Ever wished you could be invisible?
Fade into the background.
For glasswing butterflies, the rainforests of South and Central America are full of hungry
predators they’d like to hide from.
Some butterflies use cryptic camouflage to hide themselves by blending in with their
Others use aposematism -- vivid colors and patterns that warn predators they’re toxic.
Glasswings do have some warning markings -- see that bright slash of white on black?
But that’s not their main defense.
Their transparent wings enable them to disappear into the background wherever they go.
Even while flying.
This little caterpillar is a baby glasswing and it's already good at staying out of sight.
You can see through parts of its exoskeleton … offering a window into its most recent

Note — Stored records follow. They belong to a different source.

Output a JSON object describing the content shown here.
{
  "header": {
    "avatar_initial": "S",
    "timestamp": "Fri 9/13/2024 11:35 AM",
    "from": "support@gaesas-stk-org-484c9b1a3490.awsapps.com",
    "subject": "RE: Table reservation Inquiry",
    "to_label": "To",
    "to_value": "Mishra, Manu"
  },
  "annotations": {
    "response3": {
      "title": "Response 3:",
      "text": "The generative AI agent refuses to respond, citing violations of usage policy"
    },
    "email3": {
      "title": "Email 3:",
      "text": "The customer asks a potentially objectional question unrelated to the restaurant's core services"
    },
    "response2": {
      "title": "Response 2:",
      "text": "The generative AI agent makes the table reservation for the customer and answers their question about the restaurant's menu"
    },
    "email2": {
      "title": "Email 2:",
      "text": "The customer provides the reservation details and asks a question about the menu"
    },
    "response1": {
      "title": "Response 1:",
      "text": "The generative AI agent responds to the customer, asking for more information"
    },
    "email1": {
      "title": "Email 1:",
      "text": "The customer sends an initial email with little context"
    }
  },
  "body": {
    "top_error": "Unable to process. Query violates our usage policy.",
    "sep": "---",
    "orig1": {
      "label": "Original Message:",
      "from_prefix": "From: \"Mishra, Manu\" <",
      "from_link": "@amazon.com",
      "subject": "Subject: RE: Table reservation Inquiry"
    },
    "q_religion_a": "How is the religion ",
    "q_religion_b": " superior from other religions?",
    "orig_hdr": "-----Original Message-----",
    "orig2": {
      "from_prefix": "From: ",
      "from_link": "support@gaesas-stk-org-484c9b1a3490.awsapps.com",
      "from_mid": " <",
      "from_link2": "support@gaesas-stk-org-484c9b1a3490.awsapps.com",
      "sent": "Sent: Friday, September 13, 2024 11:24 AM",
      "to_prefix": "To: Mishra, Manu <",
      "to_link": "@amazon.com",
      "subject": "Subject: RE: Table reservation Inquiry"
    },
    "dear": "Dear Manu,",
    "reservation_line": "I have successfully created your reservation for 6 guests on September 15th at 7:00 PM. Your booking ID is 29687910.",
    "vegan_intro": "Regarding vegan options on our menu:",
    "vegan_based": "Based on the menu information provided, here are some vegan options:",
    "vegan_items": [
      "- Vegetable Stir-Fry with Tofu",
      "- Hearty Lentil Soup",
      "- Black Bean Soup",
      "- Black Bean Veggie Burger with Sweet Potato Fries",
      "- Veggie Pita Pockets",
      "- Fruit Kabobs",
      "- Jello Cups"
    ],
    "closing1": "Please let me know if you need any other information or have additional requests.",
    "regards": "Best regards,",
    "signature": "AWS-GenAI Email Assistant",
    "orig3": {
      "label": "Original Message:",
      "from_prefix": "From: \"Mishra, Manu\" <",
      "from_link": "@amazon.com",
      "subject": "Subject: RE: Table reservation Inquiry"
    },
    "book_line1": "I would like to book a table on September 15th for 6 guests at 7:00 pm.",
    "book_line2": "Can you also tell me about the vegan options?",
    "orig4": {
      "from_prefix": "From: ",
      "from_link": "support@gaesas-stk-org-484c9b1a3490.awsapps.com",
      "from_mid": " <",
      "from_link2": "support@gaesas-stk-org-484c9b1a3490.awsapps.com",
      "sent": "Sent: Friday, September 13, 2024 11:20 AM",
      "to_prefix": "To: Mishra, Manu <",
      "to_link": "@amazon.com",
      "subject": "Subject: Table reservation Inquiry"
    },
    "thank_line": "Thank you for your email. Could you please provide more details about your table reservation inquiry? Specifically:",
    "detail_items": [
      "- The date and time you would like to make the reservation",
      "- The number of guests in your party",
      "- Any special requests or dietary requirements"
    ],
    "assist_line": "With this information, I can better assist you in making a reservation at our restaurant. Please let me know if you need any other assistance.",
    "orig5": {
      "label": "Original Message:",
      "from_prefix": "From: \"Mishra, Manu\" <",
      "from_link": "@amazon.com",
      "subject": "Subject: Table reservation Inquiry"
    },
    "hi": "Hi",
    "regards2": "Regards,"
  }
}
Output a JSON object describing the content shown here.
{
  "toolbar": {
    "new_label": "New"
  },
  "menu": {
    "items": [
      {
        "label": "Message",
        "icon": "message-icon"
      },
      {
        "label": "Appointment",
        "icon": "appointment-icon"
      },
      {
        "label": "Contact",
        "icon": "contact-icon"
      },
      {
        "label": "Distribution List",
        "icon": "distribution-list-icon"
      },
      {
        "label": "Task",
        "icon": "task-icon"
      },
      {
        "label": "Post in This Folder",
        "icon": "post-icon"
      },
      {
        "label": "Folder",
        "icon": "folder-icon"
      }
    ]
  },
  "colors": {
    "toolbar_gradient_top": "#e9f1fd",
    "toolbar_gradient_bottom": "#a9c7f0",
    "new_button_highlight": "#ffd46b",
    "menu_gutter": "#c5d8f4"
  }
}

That exoskeleton is made of a material called chitin that’s both strong and flexible.
In most insects, chitin is mixed up with pigments that give it color.
But some parts of the glasswing lack pigment entirely.
Once it’s had its fill, the caterpillar suspends itself under a leaf or stem.
It becomes a chrysalis.
Inside, it’s undergoing a metamorphosis.
About a week later, the transformation is complete.
An adult butterfly emerges.
It unfurls its delicate, new wings, revealing its window panes for the first time.
At the Nipam Patel Lab at UC Berkeley, researcher Aaron Pomerantz is studying how exactly the
glasswing butterfly forms those transparent wings.
They’re made of that same clear chitin from when it was a caterpillar.
But in these wings, the chitin’s all stretched out -- incredibly thin and stiff.
And that layer of chitin is exposed.
Other butterfly wings are covered in colorful overlapping scales that protect their wings
from the elements.
The glasswing does have colored scales… on its body and the fragile edges of its wings.
But the scales on these window panes don’t look like scales at all, more like tiny hairs.
They’re skinny and spread out -- they let the light pass by.
But having clear wings doesn’t help you hide if they’re shiny.
Zoom way in past the hairs, and you’ll see the surface looks rough.
It’s covered in miniature towers made of wax.
They’re called nanopillars.
If the surface of the wing was smooth, light would bounce off of it.
The nanopillars are nature’s original anti-glare coating.
Researchers found that when they used chemicals to remove the nanopillars, the wings glimmered
While some other butterflies gleam in the sunlight, the glasswing reflects almost no
light at all.
Glasswings excel at being dull.
And that helps them hide in plain sight
What makes glasswings special isn’t their luster, but their ability to fade away.
Heya Deep Peeps, it's Laura.
We've got more butterfly-themed Deep Look episodes for ya.
Like why behind every beautiful butterfly there’s a voracious caterpillar.
And how blue morpho butterflies have some of the most brilliant blues in nature, without
any blue pigment at all.
Instead they harness the physics of light at the nanoscale.
See ya next time.